Now another really great thing about this, to provision the VDB, it takes a couple minutes. So even for my 180Gig database, for me to do a restore to another instance for developers, I am talking over an hour, now that is literally less than 5 minutes, after the initial backup of the actual source is taken and compressed and presented as a restoring database. But that is a one time process and now I can provision as many VDB’s as I want and it will only take me about 5 minutes or less per copy that I need. Plus I am only going to be taking up Megabytes and not Gigabytes or Terra bytes. The possibilities of this are just awesome.
There is a lot more to talk about around this and I am just scratching the surface here. But keep an eye out as I will be posting more and more about this as I do more testing with the product. I am working with this companies engineers and providing feedback on features that would be nice to have as well as letting them know about bugs that I run into.
I just sent my boss a breakdown of the cost to send me and it was just over $2500.00. That is a lot but not really when you think about it. I am pretty much the only SQL Guy at the company and I am still new but I have identified over 140 instances of SQL Server running in the company.
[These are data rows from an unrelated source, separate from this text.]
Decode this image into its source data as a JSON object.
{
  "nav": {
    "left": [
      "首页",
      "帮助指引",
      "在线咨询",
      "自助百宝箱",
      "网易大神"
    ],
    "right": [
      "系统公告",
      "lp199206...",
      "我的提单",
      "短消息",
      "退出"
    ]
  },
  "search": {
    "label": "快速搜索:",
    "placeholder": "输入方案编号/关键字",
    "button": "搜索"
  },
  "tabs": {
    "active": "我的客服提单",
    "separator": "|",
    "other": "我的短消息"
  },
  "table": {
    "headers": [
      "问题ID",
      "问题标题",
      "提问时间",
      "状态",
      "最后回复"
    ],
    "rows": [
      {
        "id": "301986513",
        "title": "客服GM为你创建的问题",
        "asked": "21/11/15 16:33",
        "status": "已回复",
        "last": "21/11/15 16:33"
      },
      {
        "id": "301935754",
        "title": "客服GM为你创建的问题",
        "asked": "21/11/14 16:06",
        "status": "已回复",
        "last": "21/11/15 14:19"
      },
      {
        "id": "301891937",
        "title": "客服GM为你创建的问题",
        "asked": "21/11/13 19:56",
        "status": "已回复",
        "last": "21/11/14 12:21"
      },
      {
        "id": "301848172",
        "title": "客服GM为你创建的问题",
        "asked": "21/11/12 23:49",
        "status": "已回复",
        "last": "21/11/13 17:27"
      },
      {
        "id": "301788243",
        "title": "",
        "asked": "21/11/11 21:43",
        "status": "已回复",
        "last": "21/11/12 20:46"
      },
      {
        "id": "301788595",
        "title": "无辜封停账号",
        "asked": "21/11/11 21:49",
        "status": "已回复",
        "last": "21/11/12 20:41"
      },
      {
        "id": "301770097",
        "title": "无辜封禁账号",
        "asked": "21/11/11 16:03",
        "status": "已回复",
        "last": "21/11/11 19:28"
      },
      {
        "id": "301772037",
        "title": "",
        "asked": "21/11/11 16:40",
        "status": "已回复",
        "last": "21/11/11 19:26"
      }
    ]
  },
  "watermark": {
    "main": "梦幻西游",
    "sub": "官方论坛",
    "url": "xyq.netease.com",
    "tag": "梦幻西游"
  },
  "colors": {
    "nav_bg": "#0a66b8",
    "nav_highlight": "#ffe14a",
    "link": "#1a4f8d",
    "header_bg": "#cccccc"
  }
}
I am still attempting to make sense of all of them and get my basic health check script working on them all. But I have to say, with that many instances and all that data, I think it would be a good investment to send me to get more knowledge and meet people that have more knowledge than I do. I have my fingers crossed and I hope that I will see you there.]]>
All that being said I think that I am going to have a lot of work to do in the next couple of months. Should be fun though and I am sure that I will run into some things that I have never seen before. You know, like a SQL Server 2000 instance with over 100 databases on it.
I will try to get a script together to find all the instances and when I do I will post it here. I will also post on some of the things that I find over the next few weeks and I will post how I handled some of the issues that I run into. Like I said, should be a blast and perhaps this is really what I needed to get the passion back.]]>
‘The transaction log for database ‘database_name’ is full. To find out why space in the log cannot be reused, see the log_reuse_wait_desc column in sys.databases’
Well I looked around and I did not find anything wrong. Disk were logs are kept had just under 100 Gigs free and the ldf files were not in a read-only state. Based on that I offlined the databases and then attempted to bring them back online. SQL found the MDF and the LDF files, went through recovery, found no issues and brought the databases back online.
Still not sure exactly what happened. It is strange also since all the databases use the simple recovery model. Based on that I am not sure how the log was full but there you go.]]>